The partnership appeared ready to collapse over the years, causing New Mexicans to lose hope and some legislators to lobby for selling the spaceport. With a multimillion-dollar investment and no discernible payoff, Spaceport America was denigrated as a boondoggle: empty, expensive and unlikely to pan out.
The original deal was simple but costly: New Mexico would build a world-class spaceport, and Virgin Galactic would become the anchor tenant, eventually launching suborbital flights from the site some 50 miles north of Las Cruces. The commitment cost the state nearly $220 million, as well as local taxes raised by nearby counties. When delays slowed Virgin Galactic’s launch plans, taxpayers grew restless.
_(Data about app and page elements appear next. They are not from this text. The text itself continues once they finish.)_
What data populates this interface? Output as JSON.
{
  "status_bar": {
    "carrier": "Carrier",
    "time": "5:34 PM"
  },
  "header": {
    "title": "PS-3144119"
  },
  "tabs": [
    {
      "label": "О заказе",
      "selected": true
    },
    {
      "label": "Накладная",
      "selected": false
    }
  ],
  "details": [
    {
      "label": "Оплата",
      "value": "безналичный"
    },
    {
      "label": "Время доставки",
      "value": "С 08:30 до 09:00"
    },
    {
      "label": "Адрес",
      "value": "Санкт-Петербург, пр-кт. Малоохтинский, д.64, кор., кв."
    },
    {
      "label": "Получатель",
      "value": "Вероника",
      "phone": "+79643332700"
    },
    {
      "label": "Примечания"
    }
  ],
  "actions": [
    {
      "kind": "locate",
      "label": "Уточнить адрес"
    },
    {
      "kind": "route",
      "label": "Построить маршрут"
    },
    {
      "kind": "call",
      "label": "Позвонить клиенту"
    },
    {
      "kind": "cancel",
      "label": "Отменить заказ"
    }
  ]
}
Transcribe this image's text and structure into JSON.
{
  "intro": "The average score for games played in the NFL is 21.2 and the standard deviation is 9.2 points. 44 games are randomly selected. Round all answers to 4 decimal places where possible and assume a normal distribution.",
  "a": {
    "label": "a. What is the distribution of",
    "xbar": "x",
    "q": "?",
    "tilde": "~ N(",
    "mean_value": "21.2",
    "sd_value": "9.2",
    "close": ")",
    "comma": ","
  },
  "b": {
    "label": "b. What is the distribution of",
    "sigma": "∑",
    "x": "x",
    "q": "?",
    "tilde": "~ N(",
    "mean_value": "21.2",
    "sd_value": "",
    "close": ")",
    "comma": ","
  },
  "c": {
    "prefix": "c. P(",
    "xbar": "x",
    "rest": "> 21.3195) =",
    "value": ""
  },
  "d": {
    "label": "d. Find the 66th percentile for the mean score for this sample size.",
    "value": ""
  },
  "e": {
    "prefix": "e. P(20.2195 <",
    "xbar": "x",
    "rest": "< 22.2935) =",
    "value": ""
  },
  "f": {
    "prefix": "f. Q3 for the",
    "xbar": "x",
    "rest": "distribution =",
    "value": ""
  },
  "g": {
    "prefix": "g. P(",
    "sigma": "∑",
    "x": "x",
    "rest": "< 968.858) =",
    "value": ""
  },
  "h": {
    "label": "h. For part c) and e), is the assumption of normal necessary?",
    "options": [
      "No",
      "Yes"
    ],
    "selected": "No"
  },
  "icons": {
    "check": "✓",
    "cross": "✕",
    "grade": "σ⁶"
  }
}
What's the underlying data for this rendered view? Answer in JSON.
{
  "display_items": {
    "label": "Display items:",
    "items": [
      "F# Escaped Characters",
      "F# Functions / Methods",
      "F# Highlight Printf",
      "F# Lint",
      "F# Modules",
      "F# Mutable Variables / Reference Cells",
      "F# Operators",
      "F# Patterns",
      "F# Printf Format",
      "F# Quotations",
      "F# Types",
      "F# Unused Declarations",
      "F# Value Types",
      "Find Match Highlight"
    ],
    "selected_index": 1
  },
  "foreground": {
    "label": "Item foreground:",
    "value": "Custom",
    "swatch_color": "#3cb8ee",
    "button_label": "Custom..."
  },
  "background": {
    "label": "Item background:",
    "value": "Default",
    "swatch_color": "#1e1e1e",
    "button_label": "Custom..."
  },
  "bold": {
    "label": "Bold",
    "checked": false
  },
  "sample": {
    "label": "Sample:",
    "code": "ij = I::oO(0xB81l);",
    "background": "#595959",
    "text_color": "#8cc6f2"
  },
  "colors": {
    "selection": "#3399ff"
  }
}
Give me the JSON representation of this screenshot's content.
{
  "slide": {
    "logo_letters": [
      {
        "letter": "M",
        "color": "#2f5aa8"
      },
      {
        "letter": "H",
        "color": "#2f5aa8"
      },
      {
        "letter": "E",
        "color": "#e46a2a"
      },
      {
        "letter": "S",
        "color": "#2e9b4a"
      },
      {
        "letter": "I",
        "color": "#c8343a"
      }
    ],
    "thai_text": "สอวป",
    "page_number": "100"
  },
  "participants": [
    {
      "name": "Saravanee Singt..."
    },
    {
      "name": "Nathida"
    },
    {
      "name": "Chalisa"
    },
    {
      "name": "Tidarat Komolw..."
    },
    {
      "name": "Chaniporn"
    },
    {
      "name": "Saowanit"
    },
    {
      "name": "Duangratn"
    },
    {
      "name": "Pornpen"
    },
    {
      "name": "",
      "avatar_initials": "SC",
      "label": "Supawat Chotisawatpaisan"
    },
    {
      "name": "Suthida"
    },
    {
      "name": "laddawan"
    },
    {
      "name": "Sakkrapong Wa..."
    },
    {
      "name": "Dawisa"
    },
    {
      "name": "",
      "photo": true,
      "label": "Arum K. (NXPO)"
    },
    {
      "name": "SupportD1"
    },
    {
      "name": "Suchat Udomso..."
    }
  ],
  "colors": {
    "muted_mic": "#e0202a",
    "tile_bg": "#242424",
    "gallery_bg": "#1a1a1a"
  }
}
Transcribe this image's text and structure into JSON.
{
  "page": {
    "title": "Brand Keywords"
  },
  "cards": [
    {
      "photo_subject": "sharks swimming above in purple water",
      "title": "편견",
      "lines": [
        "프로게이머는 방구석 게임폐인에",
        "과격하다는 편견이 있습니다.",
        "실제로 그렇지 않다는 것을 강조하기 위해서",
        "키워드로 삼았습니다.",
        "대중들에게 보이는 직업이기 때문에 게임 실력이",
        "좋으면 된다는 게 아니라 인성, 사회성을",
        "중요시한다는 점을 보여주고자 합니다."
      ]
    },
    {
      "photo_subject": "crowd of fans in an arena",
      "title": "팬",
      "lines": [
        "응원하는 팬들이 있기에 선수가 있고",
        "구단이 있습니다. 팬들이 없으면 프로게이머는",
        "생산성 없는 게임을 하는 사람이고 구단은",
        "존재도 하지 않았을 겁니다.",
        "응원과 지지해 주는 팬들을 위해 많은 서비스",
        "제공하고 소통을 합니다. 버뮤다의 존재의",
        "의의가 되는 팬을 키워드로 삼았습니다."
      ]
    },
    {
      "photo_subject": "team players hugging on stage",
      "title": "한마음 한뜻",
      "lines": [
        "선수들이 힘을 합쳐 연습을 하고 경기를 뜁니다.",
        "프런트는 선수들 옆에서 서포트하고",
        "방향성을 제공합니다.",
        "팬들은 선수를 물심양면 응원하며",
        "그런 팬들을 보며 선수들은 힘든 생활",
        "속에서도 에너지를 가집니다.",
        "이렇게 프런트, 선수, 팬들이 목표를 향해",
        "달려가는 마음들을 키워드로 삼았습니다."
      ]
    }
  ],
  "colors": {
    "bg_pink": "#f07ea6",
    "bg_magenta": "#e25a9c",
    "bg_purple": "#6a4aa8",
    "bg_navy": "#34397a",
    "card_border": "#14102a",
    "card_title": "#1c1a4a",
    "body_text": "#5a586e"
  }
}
They had paid and paid and had little to show for their investment, or at least that was how it seemed.
With bipartisan support in the beginning — former GOP Sen. Pete Domenici helped obtain congressional earmarks for the project back in the 1990s — and a big boost from Democratic Gov. Bill Richardson, the spaceport was viewed less favorably by Richardson’s successor, Gov. Susana Martinez. Early on, she failed to see the potential for this fledgling industry to be launched from New Mexico. That changed during her two terms, although she cut funding for it even as she pushed to attract tenants and businesses.
Despite delays, other tenants began inhabiting the hangar, bringing in revenue and asserting their faith in the notion that someday, regular flights to space would be commonplace. Right now, about 80 percent of the spaceport’s $10 million annual budget is being covered through leases and service charges paid by facility private operators. State appropriations and tax revenues make up the remainder.
Lujan Grisham has the good fortune of taking office just as the elements that could lead to long-term success for the venture are coming together. Once Virgin Galactic is up and running, tourists are expected to fork over $250,000 a ticket to fly some 60-plus miles above the Earth. A Reuters report last year stated that some 700 people already have paid a deposit for the flights. There, they will experience weightlessness and a view of the planet that most will never see.
What Domenici saw, what Richardson saw and what taxpayers in Doña Ana and Sierra counties realized, is that playing the long game can pay off.
Building a spaceport for a new industry is less about the buzzy idea of humans in suborbital flight; it’s about the opportunity to build an aerospace industry in a state where science has played such a huge role.
As George Whitesides, CEO of Virgin Galactic and its sister organization, The Spaceship Co., said in making the announcement: “The first photograph of Earth from space was taken over New Mexico in October of 1946. How inspiring and appropriate that the state will soon host the first regular commercial spaceflight service, which will enable thousands of people to see Earth from space with their own eyes.”
New Mexico is made for this industry. Now, we can watch it take off.